From its vast glass façade to its sculptural yellow fins, 55 Corinthian Drive is a distinctive landmark fronting Auckland’s Northern Motorway.
The atrium lobby—which acts as the central link to the office building and the car park—sees hundreds of people pass through on their way to and from work. And at the centre, adjacent to the elevators in a high-profile location, is a dashboard. Different statistics flash on the screen – our electricity usage is equivalent to powering 88 homes… 10 bathtubs of water were consumed yesterday… 21 trees are needed to offset this week’s carbon emissions… along with graphics and weekly percentage targets.
What looks like an unassuming piece of tech is doing something quite important: informing people.
The dashboard transforms raw data about the 14,000sqm building’s energy usage (collected from meters installed around the building) and converts the information into easy-to-digest metrics.

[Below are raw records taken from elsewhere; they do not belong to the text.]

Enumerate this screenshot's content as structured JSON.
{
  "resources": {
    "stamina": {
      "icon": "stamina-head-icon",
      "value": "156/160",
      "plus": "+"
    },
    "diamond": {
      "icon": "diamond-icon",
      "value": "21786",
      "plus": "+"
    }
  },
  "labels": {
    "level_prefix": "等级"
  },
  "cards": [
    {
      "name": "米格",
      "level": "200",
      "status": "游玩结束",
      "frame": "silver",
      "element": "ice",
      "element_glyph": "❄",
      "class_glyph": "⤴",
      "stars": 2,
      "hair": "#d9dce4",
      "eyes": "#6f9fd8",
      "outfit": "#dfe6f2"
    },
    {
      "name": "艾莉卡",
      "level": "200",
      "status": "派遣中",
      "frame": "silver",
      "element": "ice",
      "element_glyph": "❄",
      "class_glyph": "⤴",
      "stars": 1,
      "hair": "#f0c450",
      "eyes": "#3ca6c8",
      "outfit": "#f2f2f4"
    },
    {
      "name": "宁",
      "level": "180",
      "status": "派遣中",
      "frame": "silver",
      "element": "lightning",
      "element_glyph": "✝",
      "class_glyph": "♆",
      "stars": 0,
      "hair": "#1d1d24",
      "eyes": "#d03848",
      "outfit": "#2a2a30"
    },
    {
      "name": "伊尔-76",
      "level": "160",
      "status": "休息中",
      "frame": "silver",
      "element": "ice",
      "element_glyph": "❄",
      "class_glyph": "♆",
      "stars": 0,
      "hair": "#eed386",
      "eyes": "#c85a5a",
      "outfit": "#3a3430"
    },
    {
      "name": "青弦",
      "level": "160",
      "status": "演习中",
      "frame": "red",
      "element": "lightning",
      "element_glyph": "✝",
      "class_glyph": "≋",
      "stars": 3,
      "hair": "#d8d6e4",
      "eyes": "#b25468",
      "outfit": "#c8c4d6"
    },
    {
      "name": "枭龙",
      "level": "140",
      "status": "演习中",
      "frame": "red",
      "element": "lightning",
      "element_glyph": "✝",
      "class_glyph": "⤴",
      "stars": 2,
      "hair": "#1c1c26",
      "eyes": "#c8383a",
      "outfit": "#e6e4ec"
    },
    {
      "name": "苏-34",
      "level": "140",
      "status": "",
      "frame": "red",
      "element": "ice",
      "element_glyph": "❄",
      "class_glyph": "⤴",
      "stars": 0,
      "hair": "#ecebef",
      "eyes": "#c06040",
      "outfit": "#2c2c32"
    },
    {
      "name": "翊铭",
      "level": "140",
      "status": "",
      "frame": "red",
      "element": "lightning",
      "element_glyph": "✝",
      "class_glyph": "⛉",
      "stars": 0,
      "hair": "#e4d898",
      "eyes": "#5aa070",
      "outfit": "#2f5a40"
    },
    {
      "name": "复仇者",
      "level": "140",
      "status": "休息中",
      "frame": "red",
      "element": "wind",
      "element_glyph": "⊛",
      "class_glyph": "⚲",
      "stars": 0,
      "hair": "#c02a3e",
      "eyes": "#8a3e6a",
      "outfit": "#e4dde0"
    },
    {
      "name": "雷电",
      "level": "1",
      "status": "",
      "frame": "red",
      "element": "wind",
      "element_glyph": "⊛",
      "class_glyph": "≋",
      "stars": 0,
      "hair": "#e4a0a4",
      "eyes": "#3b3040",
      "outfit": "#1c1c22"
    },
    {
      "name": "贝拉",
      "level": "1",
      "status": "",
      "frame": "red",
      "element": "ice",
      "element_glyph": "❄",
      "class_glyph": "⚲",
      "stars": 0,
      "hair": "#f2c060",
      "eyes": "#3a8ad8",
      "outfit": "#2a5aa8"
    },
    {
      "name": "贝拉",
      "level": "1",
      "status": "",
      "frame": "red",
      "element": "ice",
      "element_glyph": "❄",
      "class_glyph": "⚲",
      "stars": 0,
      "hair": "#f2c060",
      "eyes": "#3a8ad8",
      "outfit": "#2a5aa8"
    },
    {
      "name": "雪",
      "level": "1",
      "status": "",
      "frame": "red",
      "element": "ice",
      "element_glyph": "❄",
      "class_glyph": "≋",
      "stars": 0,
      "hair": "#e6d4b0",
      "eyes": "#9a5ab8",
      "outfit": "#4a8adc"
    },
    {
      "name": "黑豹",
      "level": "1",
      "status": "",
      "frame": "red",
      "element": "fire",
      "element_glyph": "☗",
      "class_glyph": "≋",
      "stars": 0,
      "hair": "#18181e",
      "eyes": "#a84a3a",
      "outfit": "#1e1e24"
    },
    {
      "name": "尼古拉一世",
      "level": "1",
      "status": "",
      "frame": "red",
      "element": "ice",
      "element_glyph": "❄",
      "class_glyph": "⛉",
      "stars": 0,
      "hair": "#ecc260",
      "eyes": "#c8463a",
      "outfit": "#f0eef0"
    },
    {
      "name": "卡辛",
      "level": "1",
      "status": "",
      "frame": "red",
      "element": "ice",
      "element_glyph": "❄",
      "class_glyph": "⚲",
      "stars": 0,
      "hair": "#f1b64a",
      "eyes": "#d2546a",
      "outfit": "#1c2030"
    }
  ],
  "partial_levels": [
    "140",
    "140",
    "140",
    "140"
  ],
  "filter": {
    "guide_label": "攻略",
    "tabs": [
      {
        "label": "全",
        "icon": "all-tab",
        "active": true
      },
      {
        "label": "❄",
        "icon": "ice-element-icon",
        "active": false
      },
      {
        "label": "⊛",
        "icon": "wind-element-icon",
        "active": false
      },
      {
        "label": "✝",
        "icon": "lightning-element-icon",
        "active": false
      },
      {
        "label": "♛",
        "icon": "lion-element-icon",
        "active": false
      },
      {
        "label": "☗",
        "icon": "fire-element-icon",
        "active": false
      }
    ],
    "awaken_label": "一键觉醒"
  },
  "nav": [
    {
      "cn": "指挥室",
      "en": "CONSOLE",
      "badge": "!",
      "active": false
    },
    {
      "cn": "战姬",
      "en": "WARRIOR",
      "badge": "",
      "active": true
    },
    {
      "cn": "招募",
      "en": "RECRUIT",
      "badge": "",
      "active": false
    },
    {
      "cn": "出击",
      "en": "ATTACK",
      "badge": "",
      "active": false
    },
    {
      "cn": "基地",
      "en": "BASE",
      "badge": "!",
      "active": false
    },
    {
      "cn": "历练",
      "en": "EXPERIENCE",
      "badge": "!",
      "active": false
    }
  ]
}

The goal is to make information about the building’s energy consumption—something that is usually intangible to most users—tangible.
The tool is called View, and it’s the result of a collaboration between Ignite Associate Rita Mouchi and ESP, a carbon and energy efficiency software company based in Auckland.
As Ignite’s Green Star Accredited Professional on 55 Corinthian Drive, Rita was working with the wider team to achieve a 5 Green Star Rating for the building when she realised that a good way for a building to be sustainable, was for its users to act sustainably.
“And what better way than to encourage sustainability than through education?” Rita says. “It’s such a simple concept, but I thought if you can educate the users about how the building is performing, then you can encourage a behavioural change that makes a positive impact on the environment.”
Armed with this good idea, she approached ESP to bring it to life. ESP, which has been in operation for over 20 years, measures the energy usage of over 1,000 sites across New Zealand, and 55 Corinthian Drive provided the perfect opportunity to debut their new product.
“It’s a really engaging tool,” says ESP CEO Lincoln Watson. “View makes this rich source of information accessible for all users of the building – not just the operators. And it’s super cheap and easy for us to stand up and maintain.”
The dashboard gained an innovation credit during 55 Corinthian Drive’s Green Star assessment.
So why bathtubs, trees, and houses? Ensuring that the metrics make sense to everyday users was a key outcome for Rita.
“When you say the building uses 1,726 kilowatts of electricity per day, it doesn’t really mean anything to most people,” Rita explains, “but when you say that’s equivalent to 88 houses, then it’s a relatable metric. Maybe it will make somebody think twice before leaving their monitor on overnight, or they’ll set the dishwasher to ‘water saving’ on the next cycle. That’s the human influence I wanted the dashboard to have.”
It’s an education tool through user-awareness. When users make more sustainable choices throughout their workday, they have a direct impact on the numbers displayed on the dashboard.
As a customisable tool, View also displays 55 Corinthian Drive’s ecological metrics (like how 19% of the site contains native planting) as well as the building’s other sustainability features (like the 48 end-of-trip facilities and 16 electric vehicle charging stations).
While the tool looks at the building’s energy usage on a macro level, it has the potential to be used on a micro level, too – metrics can be broken down by the different floors or tenants, encouraging competition between users to be the most energy-efficient occupants of the building. View can also be installed on a company’s intranet so people can access the tool throughout the day; useful for those who took the stairs instead of the elevator in the morning.
The dashboard gained an innovation credit during 55 Corinthian Drive’s Green Star assessment, which contributed to the building’s 5 Green Star Design Rating. The innovation category allows designers to think outside the box to implement sustainability elements that do not necessarily fit into one of the other categories.
ESP is continuing to build the tool; they’re currently exploring ways to measure travel and waste – the two other main sources of emissions alongside energy. Lincoln is excited about the impact View can have on sustainability in the commercial space.
“Not only is it great for encouraging behavioural change among users, but it’s also a great way for tenants and building operators to publicly demonstrate their commitment to sustainability,” he says. “We’re now working with other clients to implement the tool on their projects, too.”
According to the New Zealand Green Building Council, the built environment is responsible for 20% of New Zealand’s carbon footprint. If we are to achieve net zero carbon by 2050, innovations that focus on sustainability across the whole lifecycle of a building, like View, will play an important role in reducing emissions and reaching our sustainability goals.